## Your objective
Could you return every line of the records below that contains the word "legend"?

◇ ◇ ◇ ◇ ◇

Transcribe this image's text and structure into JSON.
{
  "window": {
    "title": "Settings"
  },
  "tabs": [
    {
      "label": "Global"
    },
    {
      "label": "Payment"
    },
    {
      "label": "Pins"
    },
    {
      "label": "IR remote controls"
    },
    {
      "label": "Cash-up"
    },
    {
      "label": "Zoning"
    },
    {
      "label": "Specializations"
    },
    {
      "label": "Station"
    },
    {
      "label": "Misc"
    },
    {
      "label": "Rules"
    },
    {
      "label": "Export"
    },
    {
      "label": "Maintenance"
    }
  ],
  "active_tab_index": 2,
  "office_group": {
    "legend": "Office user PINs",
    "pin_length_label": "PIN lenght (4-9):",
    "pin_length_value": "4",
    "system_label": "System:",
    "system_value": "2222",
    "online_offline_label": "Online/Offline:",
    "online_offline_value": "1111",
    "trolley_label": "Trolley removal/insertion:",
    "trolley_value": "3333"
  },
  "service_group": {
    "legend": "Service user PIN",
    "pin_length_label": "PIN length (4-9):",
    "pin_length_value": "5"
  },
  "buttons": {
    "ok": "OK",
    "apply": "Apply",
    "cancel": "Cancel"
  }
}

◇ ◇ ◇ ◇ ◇

## The answer
    "legend": "Office user PINs",
    "legend": "Service user PIN",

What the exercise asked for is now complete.